Scan the records for the word "Kurse". Report each line where it occurs.

(GIVEN DATA begins)

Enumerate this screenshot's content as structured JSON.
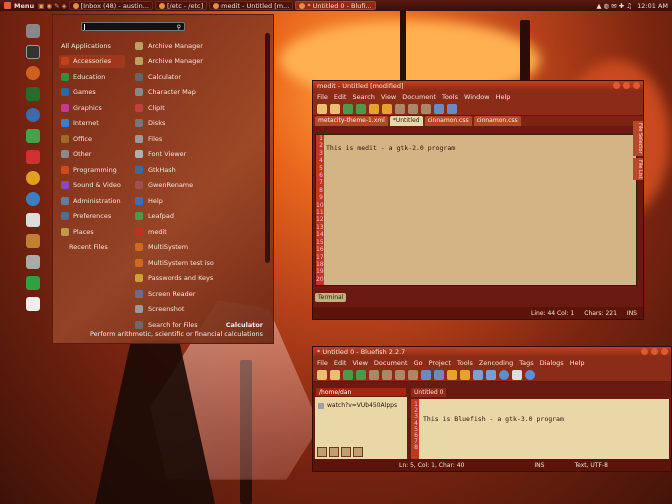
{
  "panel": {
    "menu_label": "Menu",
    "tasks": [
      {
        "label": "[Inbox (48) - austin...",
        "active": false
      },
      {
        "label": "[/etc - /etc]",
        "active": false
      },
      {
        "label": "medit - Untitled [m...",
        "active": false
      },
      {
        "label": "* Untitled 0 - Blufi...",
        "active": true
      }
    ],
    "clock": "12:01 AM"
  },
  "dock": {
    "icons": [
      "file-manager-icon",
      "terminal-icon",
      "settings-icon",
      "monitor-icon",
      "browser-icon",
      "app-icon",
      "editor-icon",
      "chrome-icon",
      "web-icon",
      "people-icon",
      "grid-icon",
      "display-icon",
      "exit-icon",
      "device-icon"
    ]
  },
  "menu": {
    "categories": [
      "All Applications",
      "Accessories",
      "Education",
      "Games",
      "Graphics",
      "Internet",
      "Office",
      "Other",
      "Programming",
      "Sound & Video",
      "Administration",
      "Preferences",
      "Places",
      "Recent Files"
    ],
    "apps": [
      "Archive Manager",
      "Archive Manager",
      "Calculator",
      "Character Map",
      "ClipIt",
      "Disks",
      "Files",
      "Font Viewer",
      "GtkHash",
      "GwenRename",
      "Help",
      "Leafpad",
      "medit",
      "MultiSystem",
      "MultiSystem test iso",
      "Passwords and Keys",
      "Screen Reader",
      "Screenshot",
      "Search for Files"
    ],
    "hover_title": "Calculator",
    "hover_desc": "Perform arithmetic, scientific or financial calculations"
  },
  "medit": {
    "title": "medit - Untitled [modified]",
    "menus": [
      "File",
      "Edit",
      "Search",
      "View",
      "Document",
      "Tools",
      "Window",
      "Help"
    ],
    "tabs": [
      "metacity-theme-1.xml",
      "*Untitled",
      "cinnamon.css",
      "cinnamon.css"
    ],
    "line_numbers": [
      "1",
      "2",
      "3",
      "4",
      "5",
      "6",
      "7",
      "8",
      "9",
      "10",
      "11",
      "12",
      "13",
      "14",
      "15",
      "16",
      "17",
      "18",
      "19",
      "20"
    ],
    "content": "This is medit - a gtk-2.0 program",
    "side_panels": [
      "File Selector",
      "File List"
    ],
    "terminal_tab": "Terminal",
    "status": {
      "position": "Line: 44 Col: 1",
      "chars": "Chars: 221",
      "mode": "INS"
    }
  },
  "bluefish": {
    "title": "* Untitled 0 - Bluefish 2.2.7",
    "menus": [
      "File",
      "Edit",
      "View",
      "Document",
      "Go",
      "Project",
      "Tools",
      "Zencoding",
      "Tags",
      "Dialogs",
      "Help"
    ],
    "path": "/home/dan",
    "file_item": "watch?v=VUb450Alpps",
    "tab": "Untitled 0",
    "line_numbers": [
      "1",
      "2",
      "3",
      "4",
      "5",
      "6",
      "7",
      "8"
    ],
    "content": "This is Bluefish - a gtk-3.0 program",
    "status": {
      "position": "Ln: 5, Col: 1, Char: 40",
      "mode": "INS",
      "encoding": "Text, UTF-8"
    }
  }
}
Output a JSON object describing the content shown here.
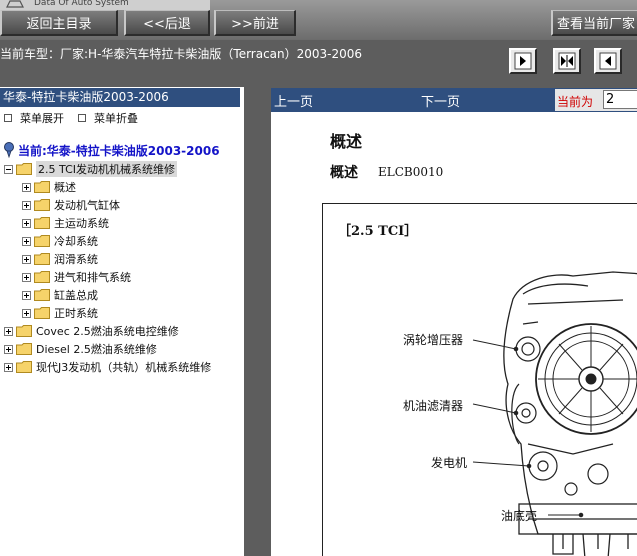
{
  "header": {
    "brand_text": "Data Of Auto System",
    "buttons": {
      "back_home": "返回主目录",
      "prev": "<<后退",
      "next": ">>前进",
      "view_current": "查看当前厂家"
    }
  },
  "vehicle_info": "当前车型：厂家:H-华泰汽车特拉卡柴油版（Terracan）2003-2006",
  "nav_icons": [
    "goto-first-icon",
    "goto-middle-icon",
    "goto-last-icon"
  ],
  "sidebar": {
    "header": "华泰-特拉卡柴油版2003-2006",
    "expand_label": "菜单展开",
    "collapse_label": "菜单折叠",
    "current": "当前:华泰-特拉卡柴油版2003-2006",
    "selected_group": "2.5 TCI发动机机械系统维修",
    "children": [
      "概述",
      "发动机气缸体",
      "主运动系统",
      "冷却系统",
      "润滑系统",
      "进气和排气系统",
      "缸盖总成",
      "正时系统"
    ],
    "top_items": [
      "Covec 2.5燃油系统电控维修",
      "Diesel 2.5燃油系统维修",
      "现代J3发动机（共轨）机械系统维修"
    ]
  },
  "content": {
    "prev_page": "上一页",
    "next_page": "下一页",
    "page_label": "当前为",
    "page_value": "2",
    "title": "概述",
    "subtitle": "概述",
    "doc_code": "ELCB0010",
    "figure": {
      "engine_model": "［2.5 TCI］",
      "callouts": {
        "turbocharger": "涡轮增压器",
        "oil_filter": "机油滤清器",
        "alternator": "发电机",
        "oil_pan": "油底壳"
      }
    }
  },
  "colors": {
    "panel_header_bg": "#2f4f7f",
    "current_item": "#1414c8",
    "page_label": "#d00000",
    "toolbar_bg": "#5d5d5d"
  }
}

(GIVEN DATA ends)
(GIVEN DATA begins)

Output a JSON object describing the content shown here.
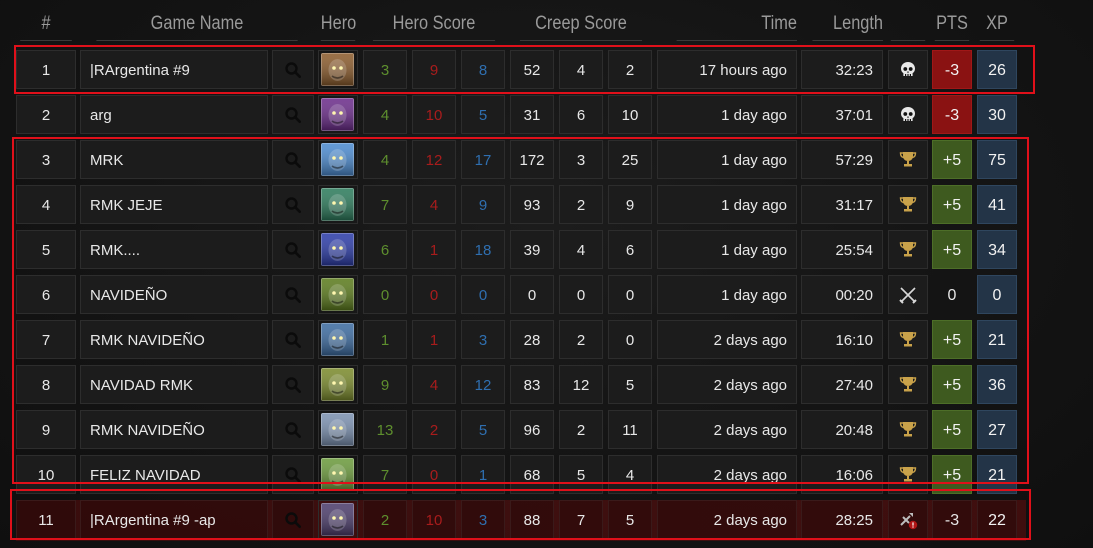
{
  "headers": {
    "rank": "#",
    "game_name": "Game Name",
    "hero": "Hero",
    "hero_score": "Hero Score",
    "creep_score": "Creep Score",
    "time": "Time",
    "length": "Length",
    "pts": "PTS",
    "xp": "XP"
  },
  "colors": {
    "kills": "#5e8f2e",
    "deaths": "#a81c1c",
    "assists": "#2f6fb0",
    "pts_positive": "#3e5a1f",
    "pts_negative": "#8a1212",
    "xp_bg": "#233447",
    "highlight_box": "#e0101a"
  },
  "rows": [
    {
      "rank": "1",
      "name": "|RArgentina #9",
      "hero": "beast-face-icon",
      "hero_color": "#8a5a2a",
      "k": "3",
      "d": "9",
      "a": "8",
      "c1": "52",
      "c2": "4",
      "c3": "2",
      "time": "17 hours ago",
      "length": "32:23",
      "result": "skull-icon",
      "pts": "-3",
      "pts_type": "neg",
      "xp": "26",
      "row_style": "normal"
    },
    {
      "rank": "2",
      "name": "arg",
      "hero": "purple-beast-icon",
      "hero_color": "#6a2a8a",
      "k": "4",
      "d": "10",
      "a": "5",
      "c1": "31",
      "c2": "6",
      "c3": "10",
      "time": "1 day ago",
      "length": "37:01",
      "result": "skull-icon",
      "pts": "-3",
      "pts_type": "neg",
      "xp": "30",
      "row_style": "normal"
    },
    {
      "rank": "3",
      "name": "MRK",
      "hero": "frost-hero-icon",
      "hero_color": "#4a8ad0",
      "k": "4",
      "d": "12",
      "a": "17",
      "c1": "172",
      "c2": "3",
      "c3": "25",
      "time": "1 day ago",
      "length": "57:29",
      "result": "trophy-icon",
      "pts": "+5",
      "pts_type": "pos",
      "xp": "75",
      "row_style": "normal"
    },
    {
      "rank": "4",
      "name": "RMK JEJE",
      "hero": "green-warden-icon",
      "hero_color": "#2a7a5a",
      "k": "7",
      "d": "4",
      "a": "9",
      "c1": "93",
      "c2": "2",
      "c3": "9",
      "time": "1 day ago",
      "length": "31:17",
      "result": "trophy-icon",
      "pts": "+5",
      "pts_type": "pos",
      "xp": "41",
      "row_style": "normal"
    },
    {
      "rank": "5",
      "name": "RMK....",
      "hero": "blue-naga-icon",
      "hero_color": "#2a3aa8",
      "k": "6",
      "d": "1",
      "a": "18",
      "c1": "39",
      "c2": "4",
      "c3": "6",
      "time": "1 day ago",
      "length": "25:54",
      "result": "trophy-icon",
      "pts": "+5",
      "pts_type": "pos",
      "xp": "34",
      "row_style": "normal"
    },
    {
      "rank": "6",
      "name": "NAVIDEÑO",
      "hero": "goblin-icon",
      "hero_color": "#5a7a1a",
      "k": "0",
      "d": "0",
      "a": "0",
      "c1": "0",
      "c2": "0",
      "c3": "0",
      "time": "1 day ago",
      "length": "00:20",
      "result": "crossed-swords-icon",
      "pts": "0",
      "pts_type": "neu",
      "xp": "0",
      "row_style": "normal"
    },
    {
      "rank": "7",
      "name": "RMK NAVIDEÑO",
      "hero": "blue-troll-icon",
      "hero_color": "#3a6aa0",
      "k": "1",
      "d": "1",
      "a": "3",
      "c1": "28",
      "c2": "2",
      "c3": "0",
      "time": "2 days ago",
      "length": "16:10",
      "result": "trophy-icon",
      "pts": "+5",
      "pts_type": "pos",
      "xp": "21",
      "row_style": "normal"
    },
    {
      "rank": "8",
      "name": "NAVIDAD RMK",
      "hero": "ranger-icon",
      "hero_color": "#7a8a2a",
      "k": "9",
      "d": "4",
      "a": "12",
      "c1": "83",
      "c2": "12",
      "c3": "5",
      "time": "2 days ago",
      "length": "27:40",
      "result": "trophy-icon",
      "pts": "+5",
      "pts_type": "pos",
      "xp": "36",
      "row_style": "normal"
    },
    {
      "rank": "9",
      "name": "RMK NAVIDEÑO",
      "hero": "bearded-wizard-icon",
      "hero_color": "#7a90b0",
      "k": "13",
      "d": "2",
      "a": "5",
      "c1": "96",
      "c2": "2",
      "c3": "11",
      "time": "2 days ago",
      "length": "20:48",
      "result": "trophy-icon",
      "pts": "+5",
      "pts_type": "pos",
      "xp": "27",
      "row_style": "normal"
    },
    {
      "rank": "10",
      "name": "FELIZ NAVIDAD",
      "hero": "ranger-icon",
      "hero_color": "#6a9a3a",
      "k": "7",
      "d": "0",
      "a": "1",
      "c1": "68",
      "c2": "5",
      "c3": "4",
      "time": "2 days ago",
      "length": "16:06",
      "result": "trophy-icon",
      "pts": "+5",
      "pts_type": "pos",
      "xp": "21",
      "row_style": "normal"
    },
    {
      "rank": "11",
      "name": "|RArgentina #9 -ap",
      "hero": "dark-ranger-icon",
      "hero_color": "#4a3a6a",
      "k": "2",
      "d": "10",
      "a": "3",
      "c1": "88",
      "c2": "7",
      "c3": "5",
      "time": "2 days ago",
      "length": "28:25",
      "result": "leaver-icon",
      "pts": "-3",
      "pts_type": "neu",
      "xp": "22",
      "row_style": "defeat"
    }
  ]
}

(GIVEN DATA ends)
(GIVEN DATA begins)

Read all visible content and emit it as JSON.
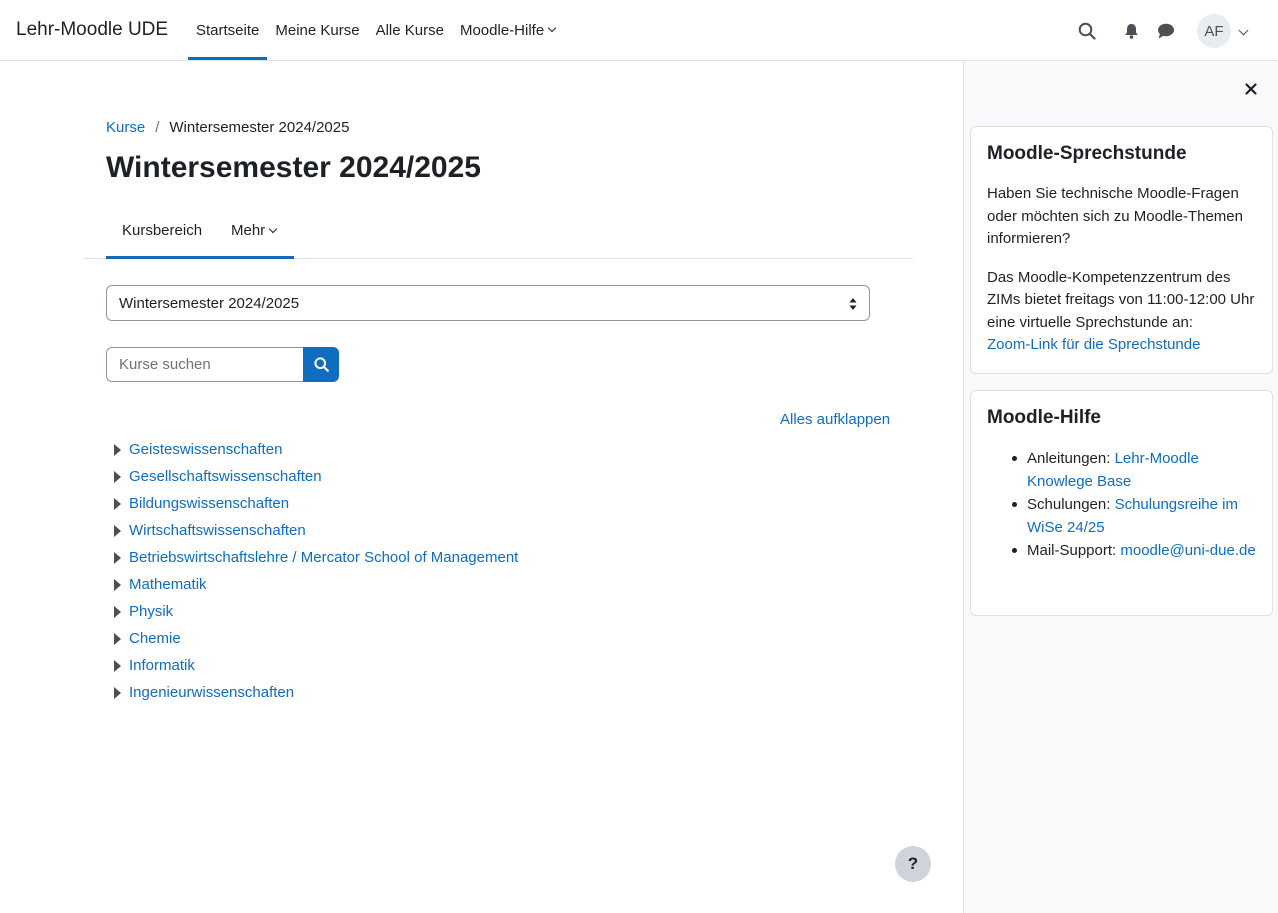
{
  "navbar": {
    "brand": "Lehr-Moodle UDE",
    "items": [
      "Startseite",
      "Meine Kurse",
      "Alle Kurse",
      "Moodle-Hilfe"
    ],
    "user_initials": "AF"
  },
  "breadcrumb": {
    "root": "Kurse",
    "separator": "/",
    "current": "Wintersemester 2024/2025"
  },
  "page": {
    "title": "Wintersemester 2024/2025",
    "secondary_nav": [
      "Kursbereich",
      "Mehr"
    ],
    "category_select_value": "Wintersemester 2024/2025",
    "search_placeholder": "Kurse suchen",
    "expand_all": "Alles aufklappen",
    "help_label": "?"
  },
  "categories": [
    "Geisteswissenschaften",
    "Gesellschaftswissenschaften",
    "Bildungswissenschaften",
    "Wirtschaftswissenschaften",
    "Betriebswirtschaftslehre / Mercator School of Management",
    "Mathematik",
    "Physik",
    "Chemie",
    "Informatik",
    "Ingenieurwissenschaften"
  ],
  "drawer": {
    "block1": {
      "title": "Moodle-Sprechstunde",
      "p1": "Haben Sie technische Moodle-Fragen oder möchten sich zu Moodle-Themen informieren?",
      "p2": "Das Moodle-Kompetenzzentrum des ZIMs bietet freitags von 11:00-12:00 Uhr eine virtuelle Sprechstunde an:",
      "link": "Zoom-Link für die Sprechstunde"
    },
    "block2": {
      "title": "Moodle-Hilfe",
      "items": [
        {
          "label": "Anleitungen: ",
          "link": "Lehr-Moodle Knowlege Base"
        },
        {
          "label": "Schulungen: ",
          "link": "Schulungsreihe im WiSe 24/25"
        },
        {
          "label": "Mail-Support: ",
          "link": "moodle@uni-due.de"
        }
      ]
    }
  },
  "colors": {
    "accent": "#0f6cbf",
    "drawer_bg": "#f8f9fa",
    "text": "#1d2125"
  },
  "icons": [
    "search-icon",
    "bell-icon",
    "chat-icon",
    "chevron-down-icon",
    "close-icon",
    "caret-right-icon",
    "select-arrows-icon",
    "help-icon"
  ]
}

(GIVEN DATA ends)

PROBLEM SOLUTION
      "Meine Kurse",
      "Alle Kurse",
    "root": "Kurse",
    "search_placeholder": "Kurse suchen",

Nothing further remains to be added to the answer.